The pastor leaves behind a wife and three children.
“We are heartbroken to learn of Pastor Tun’s death, and we ask you to join us in praying for his wife, family and church at this time, that they may know God’s comfort, peace and strength,” said GFA founder and director KP Yohannan.
According to GFA, Pastor Nu’s death and kidnapping are the first incident of this kind to happen to a GFA-supported ministry in Myanmar. GFA is affiliated with over 500 congregations in the country.
“All of the brothers and sisters on the field know that, as Jesus said, they go out as ‘sheep among wolves,’” Yohannan explained. “Like Pastor Tun, they are willing to lay down their lives, if need be, to share God’s great love with those who have not yet heard the Good News.”
Since the news of Pastor Nu’s death, GFA-supported church across Myanmar have taken up an offering to support Pastor Tun’s family.
According to U.S.-based nonprofit International Christian Concern, local police and government forces were not able to locate the pastor’s whereabouts during the two weeks that he was missing. GFA reported late last month that they had not received any requests for money or ransom.
A local pastor who chose to remain anonymous told ICC that people in the district were “too scared” to look for the Tun. The pastor asserted that the community did not receive “any help in searching for him.”
ICC Regional Manager Gina Goh called on authorities in Myanmar to hold Tun’s killers accountable.
“Our hearts sank at the devastating news of Pastor Tun Nu’s death,” Goh said in a statement. “We urge the authorities to investigate and bring to justice the perpetrators who think they can get away even if they shed the blood of the innocent.
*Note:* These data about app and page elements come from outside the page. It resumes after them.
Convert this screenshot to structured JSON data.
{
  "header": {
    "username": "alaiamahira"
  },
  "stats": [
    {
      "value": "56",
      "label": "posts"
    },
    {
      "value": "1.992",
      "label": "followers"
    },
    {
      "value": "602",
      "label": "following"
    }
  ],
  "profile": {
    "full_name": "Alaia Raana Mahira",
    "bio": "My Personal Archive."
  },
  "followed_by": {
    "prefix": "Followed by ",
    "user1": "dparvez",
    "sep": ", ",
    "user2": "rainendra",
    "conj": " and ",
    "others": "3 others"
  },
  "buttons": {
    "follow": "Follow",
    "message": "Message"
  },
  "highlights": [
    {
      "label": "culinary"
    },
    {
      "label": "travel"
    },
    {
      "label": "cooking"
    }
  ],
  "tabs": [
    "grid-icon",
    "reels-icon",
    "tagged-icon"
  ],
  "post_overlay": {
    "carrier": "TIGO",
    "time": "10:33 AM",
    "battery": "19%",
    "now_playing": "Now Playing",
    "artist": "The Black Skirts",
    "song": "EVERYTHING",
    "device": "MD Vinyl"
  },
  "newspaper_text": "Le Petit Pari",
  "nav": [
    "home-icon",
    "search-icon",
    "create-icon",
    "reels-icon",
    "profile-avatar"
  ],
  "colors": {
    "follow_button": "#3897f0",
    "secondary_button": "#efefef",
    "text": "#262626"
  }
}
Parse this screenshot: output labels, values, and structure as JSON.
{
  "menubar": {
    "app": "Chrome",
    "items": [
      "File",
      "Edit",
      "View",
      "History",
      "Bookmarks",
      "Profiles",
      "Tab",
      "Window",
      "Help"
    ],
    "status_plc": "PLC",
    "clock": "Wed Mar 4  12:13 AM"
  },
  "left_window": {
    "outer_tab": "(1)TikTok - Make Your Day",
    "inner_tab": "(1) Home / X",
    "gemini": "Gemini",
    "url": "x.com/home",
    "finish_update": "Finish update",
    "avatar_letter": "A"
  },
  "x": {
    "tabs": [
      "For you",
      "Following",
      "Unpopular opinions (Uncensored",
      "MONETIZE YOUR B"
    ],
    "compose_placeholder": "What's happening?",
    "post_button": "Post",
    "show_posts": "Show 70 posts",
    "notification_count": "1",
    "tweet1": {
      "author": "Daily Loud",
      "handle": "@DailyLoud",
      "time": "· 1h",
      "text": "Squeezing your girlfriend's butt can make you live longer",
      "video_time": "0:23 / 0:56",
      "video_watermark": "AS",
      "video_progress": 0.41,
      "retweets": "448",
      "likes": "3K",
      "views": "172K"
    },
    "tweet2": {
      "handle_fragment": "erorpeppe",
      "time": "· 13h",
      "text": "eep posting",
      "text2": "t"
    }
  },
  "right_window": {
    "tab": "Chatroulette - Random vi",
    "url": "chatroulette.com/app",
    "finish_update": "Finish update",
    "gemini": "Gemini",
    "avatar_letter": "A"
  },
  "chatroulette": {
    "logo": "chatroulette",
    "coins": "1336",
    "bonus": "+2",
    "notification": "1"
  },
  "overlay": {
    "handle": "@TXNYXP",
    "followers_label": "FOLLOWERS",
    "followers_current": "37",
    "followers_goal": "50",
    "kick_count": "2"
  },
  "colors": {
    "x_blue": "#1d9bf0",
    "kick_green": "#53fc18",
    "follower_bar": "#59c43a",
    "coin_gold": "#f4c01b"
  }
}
Our heartfelt prayers go out to Pastor Tun Nu’s loved ones, especially to his wife and three young children.”
Violence continues to mar the Rakhine state as insurgents continue the push for greater autonomy for ethnic Buddhists in the region.
“The continuous savage attacks on the Rakhine state are heartbreaking,” said Bob Roberts, co-chair of Faith Coalition to Stop Genocide in Burma, in a statement to CP.“Last June, I spent 10 days in Burma’s Kachin state, in which about 95 percent of the occupants are Christian. Our brothers and sisters cannot keep suffering at the hands of these thugs. Kachin and Rohingya people need to be repatriated to their country and villages with full rights.”
In early January, a Rakhine Buddhist rebel group killed 13 police officers and injured nine others in attacks on four police posts. Later in the month, security forces returned the favor in a counterattack that killed 13 ethnic fighters.